When you retype the data, keep every line exactly as it appears.

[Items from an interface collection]
+ + + + + + +
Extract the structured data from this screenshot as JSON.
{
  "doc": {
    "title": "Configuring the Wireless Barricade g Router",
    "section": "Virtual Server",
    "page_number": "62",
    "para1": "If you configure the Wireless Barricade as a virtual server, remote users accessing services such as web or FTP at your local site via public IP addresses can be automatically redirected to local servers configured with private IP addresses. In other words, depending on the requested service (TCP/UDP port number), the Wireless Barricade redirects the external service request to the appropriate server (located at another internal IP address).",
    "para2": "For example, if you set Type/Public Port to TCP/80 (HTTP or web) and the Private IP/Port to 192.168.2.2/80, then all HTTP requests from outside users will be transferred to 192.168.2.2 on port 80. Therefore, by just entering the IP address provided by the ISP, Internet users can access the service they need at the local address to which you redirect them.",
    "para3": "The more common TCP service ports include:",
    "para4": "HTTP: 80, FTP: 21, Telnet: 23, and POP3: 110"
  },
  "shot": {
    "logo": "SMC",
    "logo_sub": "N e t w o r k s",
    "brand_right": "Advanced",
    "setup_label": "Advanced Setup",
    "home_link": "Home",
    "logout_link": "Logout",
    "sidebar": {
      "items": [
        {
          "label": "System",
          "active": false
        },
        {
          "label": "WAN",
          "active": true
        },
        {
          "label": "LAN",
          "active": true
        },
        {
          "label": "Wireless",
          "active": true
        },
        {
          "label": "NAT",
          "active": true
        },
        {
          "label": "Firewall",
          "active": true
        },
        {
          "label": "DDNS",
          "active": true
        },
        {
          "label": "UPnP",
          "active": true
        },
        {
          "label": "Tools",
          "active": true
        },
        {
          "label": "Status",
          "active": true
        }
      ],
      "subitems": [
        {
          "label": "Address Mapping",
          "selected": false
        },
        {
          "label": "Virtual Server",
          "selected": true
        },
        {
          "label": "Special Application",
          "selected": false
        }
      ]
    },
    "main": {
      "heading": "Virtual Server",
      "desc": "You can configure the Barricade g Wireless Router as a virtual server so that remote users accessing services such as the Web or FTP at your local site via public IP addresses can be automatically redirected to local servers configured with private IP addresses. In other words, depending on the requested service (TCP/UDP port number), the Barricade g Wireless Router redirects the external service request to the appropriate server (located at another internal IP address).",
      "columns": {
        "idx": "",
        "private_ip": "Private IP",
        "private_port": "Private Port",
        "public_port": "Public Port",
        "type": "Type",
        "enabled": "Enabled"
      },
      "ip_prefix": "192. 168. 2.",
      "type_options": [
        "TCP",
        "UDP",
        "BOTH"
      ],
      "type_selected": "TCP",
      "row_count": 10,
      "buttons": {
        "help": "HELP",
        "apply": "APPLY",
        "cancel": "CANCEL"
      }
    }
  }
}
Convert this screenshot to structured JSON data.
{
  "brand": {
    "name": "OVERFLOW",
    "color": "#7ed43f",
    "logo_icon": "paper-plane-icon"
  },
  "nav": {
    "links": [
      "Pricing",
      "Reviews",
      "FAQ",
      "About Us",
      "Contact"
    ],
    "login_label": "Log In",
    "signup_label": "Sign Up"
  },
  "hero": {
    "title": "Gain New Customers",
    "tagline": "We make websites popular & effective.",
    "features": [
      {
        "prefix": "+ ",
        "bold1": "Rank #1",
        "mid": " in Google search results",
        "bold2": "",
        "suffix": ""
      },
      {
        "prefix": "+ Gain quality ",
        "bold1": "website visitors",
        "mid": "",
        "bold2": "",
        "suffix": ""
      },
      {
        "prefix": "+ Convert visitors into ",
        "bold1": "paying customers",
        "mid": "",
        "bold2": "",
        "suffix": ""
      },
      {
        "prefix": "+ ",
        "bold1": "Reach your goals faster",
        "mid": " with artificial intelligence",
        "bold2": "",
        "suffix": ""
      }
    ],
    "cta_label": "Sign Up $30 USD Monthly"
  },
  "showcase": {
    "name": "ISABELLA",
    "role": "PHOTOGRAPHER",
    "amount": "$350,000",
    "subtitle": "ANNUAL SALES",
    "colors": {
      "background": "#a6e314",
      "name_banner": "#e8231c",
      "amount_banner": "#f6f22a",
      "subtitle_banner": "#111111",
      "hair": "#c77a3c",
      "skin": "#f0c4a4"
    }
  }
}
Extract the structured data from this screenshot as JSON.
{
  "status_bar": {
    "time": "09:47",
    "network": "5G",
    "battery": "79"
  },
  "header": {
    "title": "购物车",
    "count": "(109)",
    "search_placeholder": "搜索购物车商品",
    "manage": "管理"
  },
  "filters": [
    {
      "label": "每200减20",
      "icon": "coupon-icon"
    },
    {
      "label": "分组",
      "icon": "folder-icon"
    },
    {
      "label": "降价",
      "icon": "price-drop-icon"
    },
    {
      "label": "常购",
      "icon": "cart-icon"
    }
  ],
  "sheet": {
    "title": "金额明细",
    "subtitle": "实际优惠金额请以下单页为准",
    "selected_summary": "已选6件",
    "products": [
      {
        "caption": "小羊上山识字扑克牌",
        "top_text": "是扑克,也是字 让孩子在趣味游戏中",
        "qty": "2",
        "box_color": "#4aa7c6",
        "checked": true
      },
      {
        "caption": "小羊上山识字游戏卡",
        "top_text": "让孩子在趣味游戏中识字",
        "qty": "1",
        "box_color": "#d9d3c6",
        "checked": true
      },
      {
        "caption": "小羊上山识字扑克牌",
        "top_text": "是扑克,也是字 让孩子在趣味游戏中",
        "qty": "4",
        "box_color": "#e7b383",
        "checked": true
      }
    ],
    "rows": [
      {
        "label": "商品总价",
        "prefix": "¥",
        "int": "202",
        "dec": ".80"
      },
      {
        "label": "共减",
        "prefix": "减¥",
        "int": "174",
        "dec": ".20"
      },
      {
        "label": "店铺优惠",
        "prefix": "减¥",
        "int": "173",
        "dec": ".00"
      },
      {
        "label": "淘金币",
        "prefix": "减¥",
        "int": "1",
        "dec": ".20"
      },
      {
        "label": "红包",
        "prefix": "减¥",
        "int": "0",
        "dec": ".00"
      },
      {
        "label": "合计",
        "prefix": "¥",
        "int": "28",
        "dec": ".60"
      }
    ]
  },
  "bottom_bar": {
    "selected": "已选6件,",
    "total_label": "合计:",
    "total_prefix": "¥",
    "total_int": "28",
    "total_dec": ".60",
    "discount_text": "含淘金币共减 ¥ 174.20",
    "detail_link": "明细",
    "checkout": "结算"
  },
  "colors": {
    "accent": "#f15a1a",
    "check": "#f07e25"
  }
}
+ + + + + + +
» The completed task:
Extract the structured data from this screenshot as JSON.
{
  "doc": {
    "title": "Configuring the Wireless Barricade g Router",
    "section": "Virtual Server",
    "page_number": "62",
    "para1": "If you configure the Wireless Barricade as a virtual server, remote users accessing services such as web or FTP at your local site via public IP addresses can be automatically redirected to local servers configured with private IP addresses. In other words, depending on the requested service (TCP/UDP port number), the Wireless Barricade redirects the external service request to the appropriate server (located at another internal IP address).",
    "para2": "For example, if you set Type/Public Port to TCP/80 (HTTP or web) and the Private IP/Port to 192.168.2.2/80, then all HTTP requests from outside users will be transferred to 192.168.2.2 on port 80. Therefore, by just entering the IP address provided by the ISP, Internet users can access the service they need at the local address to which you redirect them.",
    "para3": "The more common TCP service ports include:",
    "para4": "HTTP: 80, FTP: 21, Telnet: 23, and POP3: 110"
  },
  "shot": {
    "logo": "SMC",
    "logo_sub": "N e t w o r k s",
    "brand_right": "Advanced",
    "setup_label": "Advanced Setup",
    "home_link": "Home",
    "logout_link": "Logout",
    "sidebar": {
      "items": [
        {
          "label": "System",
          "active": false
        },
        {
          "label": "WAN",
          "active": true
        },
        {
          "label": "LAN",
          "active": true
        },
        {
          "label": "Wireless",
          "active": true
        },
        {
          "label": "NAT",
          "active": true
        },
        {
          "label": "Firewall",
          "active": true
        },
        {
          "label": "DDNS",
          "active": true
        },
        {
          "label": "UPnP",
          "active": true
        },
        {
          "label": "Tools",
          "active": true
        },
        {
          "label": "Status",
          "active": true
        }
      ],
      "subitems": [
        {
          "label": "Address Mapping",
          "selected": false
        },
        {
          "label": "Virtual Server",
          "selected": true
        },
        {
          "label": "Special Application",
          "selected": false
        }
      ]
    },
    "main": {
      "heading": "Virtual Server",
      "desc": "You can configure the Barricade g Wireless Router as a virtual server so that remote users accessing services such as the Web or FTP at your local site via public IP addresses can be automatically redirected to local servers configured with private IP addresses. In other words, depending on the requested service (TCP/UDP port number), the Barricade g Wireless Router redirects the external service request to the appropriate server (located at another internal IP address).",
      "columns": {
        "idx": "",
        "private_ip": "Private IP",
        "private_port": "Private Port",
        "public_port": "Public Port",
        "type": "Type",
        "enabled": "Enabled"
      },
      "ip_prefix": "192. 168. 2.",
      "type_options": [
        "TCP",
        "UDP",
        "BOTH"
      ],
      "type_selected": "TCP",
      "row_count": 10,
      "buttons": {
        "help": "HELP",
        "apply": "APPLY",
        "cancel": "CANCEL"
      }
    }
  }
}
Convert this screenshot to structured JSON data.
{
  "brand": {
    "name": "OVERFLOW",
    "color": "#7ed43f",
    "logo_icon": "paper-plane-icon"
  },
  "nav": {
    "links": [
      "Pricing",
      "Reviews",
      "FAQ",
      "About Us",
      "Contact"
    ],
    "login_label": "Log In",
    "signup_label": "Sign Up"
  },
  "hero": {
    "title": "Gain New Customers",
    "tagline": "We make websites popular & effective.",
    "features": [
      {
        "prefix": "+ ",
        "bold1": "Rank #1",
        "mid": " in Google search results",
        "bold2": "",
        "suffix": ""
      },
      {
        "prefix": "+ Gain quality ",
        "bold1": "website visitors",
        "mid": "",
        "bold2": "",
        "suffix": ""
      },
      {
        "prefix": "+ Convert visitors into ",
        "bold1": "paying customers",
        "mid": "",
        "bold2": "",
        "suffix": ""
      },
      {
        "prefix": "+ ",
        "bold1": "Reach your goals faster",
        "mid": " with artificial intelligence",
        "bold2": "",
        "suffix": ""
      }
    ],
    "cta_label": "Sign Up $30 USD Monthly"
  },
  "showcase": {
    "name": "ISABELLA",
    "role": "PHOTOGRAPHER",
    "amount": "$350,000",
    "subtitle": "ANNUAL SALES",
    "colors": {
      "background": "#a6e314",
      "name_banner": "#e8231c",
      "amount_banner": "#f6f22a",
      "subtitle_banner": "#111111",
      "hair": "#c77a3c",
      "skin": "#f0c4a4"
    }
  }
}
Extract the structured data from this screenshot as JSON.
{
  "status_bar": {
    "time": "09:47",
    "network": "5G",
    "battery": "79"
  },
  "header": {
    "title": "购物车",
    "count": "(109)",
    "search_placeholder": "搜索购物车商品",
    "manage": "管理"
  },
  "filters": [
    {
      "label": "每200减20",
      "icon": "coupon-icon"
    },
    {
      "label": "分组",
      "icon": "folder-icon"
    },
    {
      "label": "降价",
      "icon": "price-drop-icon"
    },
    {
      "label": "常购",
      "icon": "cart-icon"
    }
  ],
  "sheet": {
    "title": "金额明细",
    "subtitle": "实际优惠金额请以下单页为准",
    "selected_summary": "已选6件",
    "products": [
      {
        "caption": "小羊上山识字扑克牌",
        "top_text": "是扑克,也是字 让孩子在趣味游戏中",
        "qty": "2",
        "box_color": "#4aa7c6",
        "checked": true
      },
      {
        "caption": "小羊上山识字游戏卡",
        "top_text": "让孩子在趣味游戏中识字",
        "qty": "1",
        "box_color": "#d9d3c6",
        "checked": true
      },
      {
        "caption": "小羊上山识字扑克牌",
        "top_text": "是扑克,也是字 让孩子在趣味游戏中",
        "qty": "4",
        "box_color": "#e7b383",
        "checked": true
      }
    ],
    "rows": [
      {
        "label": "商品总价",
        "prefix": "¥",
        "int": "202",
        "dec": ".80"
      },
      {
        "label": "共减",
        "prefix": "减¥",
        "int": "174",
        "dec": ".20"
      },
      {
        "label": "店铺优惠",
        "prefix": "减¥",
        "int": "173",
        "dec": ".00"
      },
      {
        "label": "淘金币",
        "prefix": "减¥",
        "int": "1",
        "dec": ".20"
      },
      {
        "label": "红包",
        "prefix": "减¥",
        "int": "0",
        "dec": ".00"
      },
      {
        "label": "合计",
        "prefix": "¥",
        "int": "28",
        "dec": ".60"
      }
    ]
  },
  "bottom_bar": {
    "selected": "已选6件,",
    "total_label": "合计:",
    "total_prefix": "¥",
    "total_int": "28",
    "total_dec": ".60",
    "discount_text": "含淘金币共减 ¥ 174.20",
    "detail_link": "明细",
    "checkout": "结算"
  },
  "colors": {
    "accent": "#f15a1a",
    "check": "#f07e25"
  }
}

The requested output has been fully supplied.